6 Zero Waste Investments That Are 100% Worth It
Is it hypocritical to promote the buying of new stuff on a zero waste blog? I hope not, because the following items were bought new (our could be bought new) and have proven to have such a great ROI that it would feel insincere to not share. And besides, while we usually try to make-do with what we already have, we are far from reaching the zero in zero waste. The key to making something sustainable is buying only what you truly need, taking care of it, and using it for as long as possible.
A coffee grinder
I actually didn’t buy this new, but I thought about buying one for a long time before my grandma gave me her old spice/bean grinder. I can now buy coffee beans in bulk without having to grind them at the store. Whole beans last a lot longer than ground coffee, so I don’t rush through my coffee supply. And freshly-ground coffee tastes a lot better, so I’m less inclined to go out and buy coffee at a coffee shop.
A French press
The French press goes hand in hand with the coffee grinder for the PERFECT cup of zero waste coffee. With the French press, I almost look forward to the process of brewing the coffee just as much as taking that first delicious sip. The ritual is just SO satisfying. And easy! There’s no need for a disposable filter or a k-cup. Coffee beans can be found in bulk sections and used coffee grounds can be composted! I always carefully clean the press after each use to ensure it lasts for years to come. My recommendation? The Bodum Chambord.
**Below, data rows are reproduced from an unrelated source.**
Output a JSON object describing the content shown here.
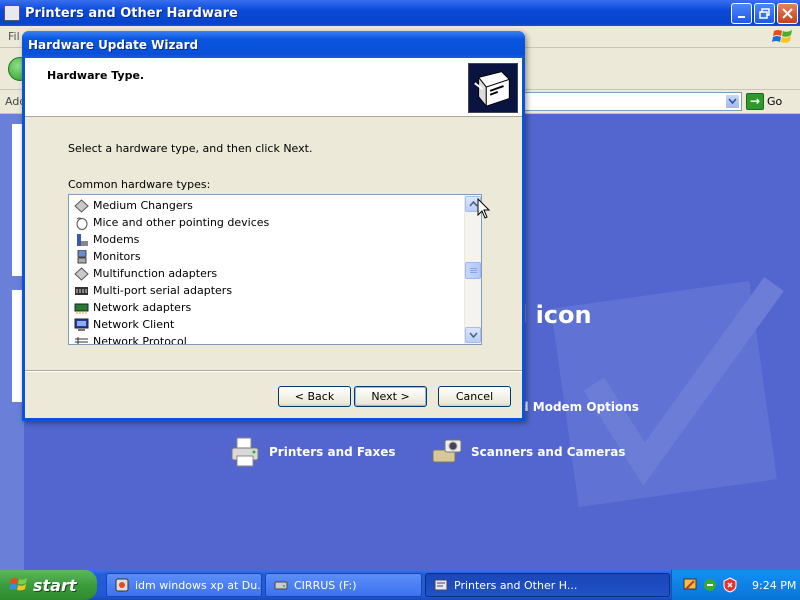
{
  "background_window": {
    "title": "Printers and Other Hardware",
    "menu_file_fragment": "Fil",
    "address_fragment": "Add",
    "go_label": "Go",
    "heading_fragment": "l icon",
    "modem_fragment": "d Modem Options",
    "items": [
      {
        "label": "Printers and Faxes",
        "icon": "printer-fax-icon"
      },
      {
        "label": "Scanners and Cameras",
        "icon": "scanner-camera-icon"
      }
    ]
  },
  "wizard": {
    "title": "Hardware Update Wizard",
    "header_title": "Hardware Type.",
    "instruction": "Select a hardware type, and then click Next.",
    "list_label": "Common hardware types:",
    "hardware_types": [
      {
        "label": "Medium Changers",
        "icon": "medium-changer-icon"
      },
      {
        "label": "Mice and other pointing devices",
        "icon": "mouse-icon"
      },
      {
        "label": "Modems",
        "icon": "modem-icon"
      },
      {
        "label": "Monitors",
        "icon": "monitor-icon"
      },
      {
        "label": "Multifunction adapters",
        "icon": "multifunction-adapter-icon"
      },
      {
        "label": "Multi-port serial adapters",
        "icon": "serial-adapter-icon"
      },
      {
        "label": "Network adapters",
        "icon": "network-adapter-icon"
      },
      {
        "label": "Network Client",
        "icon": "network-client-icon"
      },
      {
        "label": "Network Protocol",
        "icon": "network-protocol-icon"
      }
    ],
    "buttons": {
      "back": "< Back",
      "next": "Next >",
      "cancel": "Cancel"
    }
  },
  "taskbar": {
    "start_label": "start",
    "tasks": [
      {
        "label": "idm windows xp at Du...",
        "active": false,
        "icon": "browser-icon"
      },
      {
        "label": "CIRRUS (F:)",
        "active": false,
        "icon": "drive-icon"
      },
      {
        "label": "Printers and Other H...",
        "active": true,
        "icon": "printer-folder-icon"
      }
    ],
    "clock": "9:24 PM"
  },
  "colors": {
    "xp_blue": "#0a52d8",
    "dialog_face": "#ece9d8",
    "content_bg": "#5366cf",
    "start_green": "#3c9c3c"
  }
}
A sewing machine
Ok, I didn’t buy this new either, but it still would’ve been worth it if I had. I have long been guilty of hoarding old clothes that I don’t wear anymore because I maintain the delusion that Buffalo Exchange will want to buy them next season. Of course, this isn’t so. Most of these clothes are remnants of my fast-fashion days, and they were designed to be prematurely unwanted. But thanks to my sewing machine, I’ve begun to chip away at my mountain of obsolete fashion, transforming it into a new mountain of upcycled produce bags, pillow cases, and bar soap pouches that I can give away to friends and family. I’m now working on a very pretty patchwork outboard engine cover that my husband loves.
A good bicycle
In Los Angeles, it’s not uncommon for biking to be faster than driving. I used to creak around the city on my badly rusted beach cruiser, but the level of physical exertion didn’t lend the enthusiasm to bike instead of drive. A few years ago, I invested in a really nice bicycle - a Surly Long Haul Trucker - with the intent of riding it through Central America. Although I abandoned the trip a few hundred miles down the Panamerican highway, I kept the bike. It’s such a fun, fast, and smooth ride I actually looked forward to my twenty mile round trip work commute. And there’s simply nothing better than cruising around all those stationary cars. My own car doesn’t get used much anymore, I spend hardly any money on gas, and I don’t waste any time in traffic.
An insulated stainless steel mug/tumbler
The reusable tumbler for drinks on the go is a common zero waste staple. However, I’ve found I prefer mine 100% of the time, not just when stopping by my favorite coffee shop. It’s insulated so coffee, tea (whatever it may be!) stays hot far longer than it would sitting in ceramic or glass. That’s a huge plus. The trick to making this investment truly sustainable? As with all zero waste swaps, buy only what you need, take care of it and use it forever. I’ve had my Miir Camp Cup for years and I use it at least twice a day (coffee in the morning, tea in the afternoon!). It comes with me to coffee shops, on camping trips, and on morning walks to the beach. While it can be tempting when new colors and designs hit the shelves, I know one is all I really need.
The Berkey water filter
Keeping with the tradition of saving the best for last, the Berkey is the absolute best zero-waste investment. It’s on the pricey side, but this sleek gravity-fed water filter removes chlorine, heavy metals, pharmaceuticals, and more from tap water. And not to mention, it makes any water taste amazingly clean. I was perpetually dehydrated until I bit the bullet, but now I have tasted truly clean water and I don’t want to drink anything else. Every time I leave home, I take a bottle of my Berkey water with me. And I never, ever want to taste plasticky water again.
Is there anything you’ve bought that has helped you cut down on waste? Let us know in the comments below!